CatDog was a strange TV show. A half cat, half dog creature with mysterious origins, CatDog was one part serious sourpuss, one part fun-loving goof. I loved watching it when I was a kid, though, in retrospect, I realize just how weird the concept was. The duo (?) had many adventures on the show, but none were quite as great as those in The Quest for the Golden Hydrant.
The game is based on an episode of the same title, and offers two modes, Arcade (play the levels in whatever order you want) or Adventure (follow the actual storyline). I usually played in Adventure mode, which was interspersed with clips from the episode. There are six levels, each with wildly different settings, but very similar, and simple, mechanics.
The first level takes place in the junkyard, where you scramble to collect pieces of a coupon for a map to the golden hydrant that are being scattered about by Eddie the Squirrel. The Greaser Dogs show up to block your way, and you have to maneuver around and jump across piles of garbage to avoid them.

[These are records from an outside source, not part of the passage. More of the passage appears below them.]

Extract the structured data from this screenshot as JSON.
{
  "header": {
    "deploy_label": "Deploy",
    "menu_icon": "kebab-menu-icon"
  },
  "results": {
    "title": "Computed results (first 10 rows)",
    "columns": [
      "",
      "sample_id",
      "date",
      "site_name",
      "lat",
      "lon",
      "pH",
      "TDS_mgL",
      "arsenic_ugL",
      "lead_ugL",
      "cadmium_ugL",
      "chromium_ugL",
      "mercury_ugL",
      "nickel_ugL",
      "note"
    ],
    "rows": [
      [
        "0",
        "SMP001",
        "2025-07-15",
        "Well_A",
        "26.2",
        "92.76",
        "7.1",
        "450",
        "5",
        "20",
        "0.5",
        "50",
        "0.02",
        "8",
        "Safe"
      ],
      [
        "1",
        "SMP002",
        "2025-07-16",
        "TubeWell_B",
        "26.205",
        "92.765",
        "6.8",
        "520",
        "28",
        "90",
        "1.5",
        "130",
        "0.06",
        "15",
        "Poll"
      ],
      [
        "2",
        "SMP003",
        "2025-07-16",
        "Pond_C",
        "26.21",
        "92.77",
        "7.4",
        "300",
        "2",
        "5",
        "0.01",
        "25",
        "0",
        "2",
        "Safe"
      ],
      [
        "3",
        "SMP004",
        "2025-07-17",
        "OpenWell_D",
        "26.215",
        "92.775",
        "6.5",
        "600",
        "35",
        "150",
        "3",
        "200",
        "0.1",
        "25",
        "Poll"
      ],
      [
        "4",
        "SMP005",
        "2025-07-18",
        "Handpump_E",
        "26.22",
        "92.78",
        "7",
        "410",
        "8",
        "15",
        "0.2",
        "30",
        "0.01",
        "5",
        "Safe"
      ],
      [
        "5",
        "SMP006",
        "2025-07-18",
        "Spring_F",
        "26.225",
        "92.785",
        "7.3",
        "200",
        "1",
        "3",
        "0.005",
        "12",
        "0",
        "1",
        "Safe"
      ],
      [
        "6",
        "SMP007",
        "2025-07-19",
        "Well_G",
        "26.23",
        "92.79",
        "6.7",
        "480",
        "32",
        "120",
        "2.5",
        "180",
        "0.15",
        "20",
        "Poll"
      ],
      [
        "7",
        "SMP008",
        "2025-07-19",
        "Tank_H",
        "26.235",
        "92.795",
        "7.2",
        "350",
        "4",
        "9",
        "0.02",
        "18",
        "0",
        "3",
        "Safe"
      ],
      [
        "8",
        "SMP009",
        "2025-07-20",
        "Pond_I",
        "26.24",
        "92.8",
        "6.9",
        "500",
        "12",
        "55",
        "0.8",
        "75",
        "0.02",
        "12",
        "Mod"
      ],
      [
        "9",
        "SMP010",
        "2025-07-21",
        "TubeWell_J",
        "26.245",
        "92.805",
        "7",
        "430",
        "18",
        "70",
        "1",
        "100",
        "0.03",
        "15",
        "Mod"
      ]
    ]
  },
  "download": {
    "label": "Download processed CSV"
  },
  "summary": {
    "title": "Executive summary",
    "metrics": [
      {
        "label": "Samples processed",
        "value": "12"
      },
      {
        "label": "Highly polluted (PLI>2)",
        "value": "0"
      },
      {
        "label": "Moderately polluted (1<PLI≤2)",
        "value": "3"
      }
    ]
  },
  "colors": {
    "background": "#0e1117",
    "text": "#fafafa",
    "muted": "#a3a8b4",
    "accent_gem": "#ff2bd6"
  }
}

I always hated this level because it made me anxious and also had pretty jerky movements on the part of both CatDog and the Greaser Dogs. You’d think you were safe and then bam! one of the Greaser Dogs somehow awkwardly jumps through multiple piles of trash to hit you. That’s actually a complaint I have about Golden Hydrant as a whole; barring the fact that it might have just been my computer, the game always had some sort of lag issue, whether it be a sound effect or a character’s movement.
My favorite level is the last one, which takes place in a museum. CatDog must maneuver around and over (and occasionally jump on top of) animated mummies in order to make their way to the doors that lead to the next section. Though mummies are kind of scary, the mummies turn into a pile of bandages when you jump on them, and the design wasn’t bad enough to bother me. The designers also definitely took some cues from Indiana Jones and The Mummy series.
Honorable mention goes to the mountain climbing level, in which you must strategically move CatDog and switch who is leading in order to navigate around Greaser Dogs, icicles, mountain goats and overhangs. Though this level got on my nerves a lot, it also probably challenged me the most. It’s the closest thing to a puzzle Golden Hydrant has, and it’s interspersed with satisfying moments of grabbing cat or dog treat-shaped power ups in order to make yourself temporarily invincible and fast.
Golden Hydrant is definitely a game I’d go back and play through, though I obviously doubt I’d find it very challenging anymore. While it was simple overall, the variety of levels, from an arcade-style space shooter to a brawl in a taco restaurant, and the connection to a fun television show meant it was a game I played over and over again. Though it isn’t necessarily a top five game for me, it definitely deserves being remembered.
Since school is out for most everyone now, happy summer! Got a game you’ll be thinking about while you’re sitting poolside? Tell us about it in the comments section or by going to the Say Wassup page!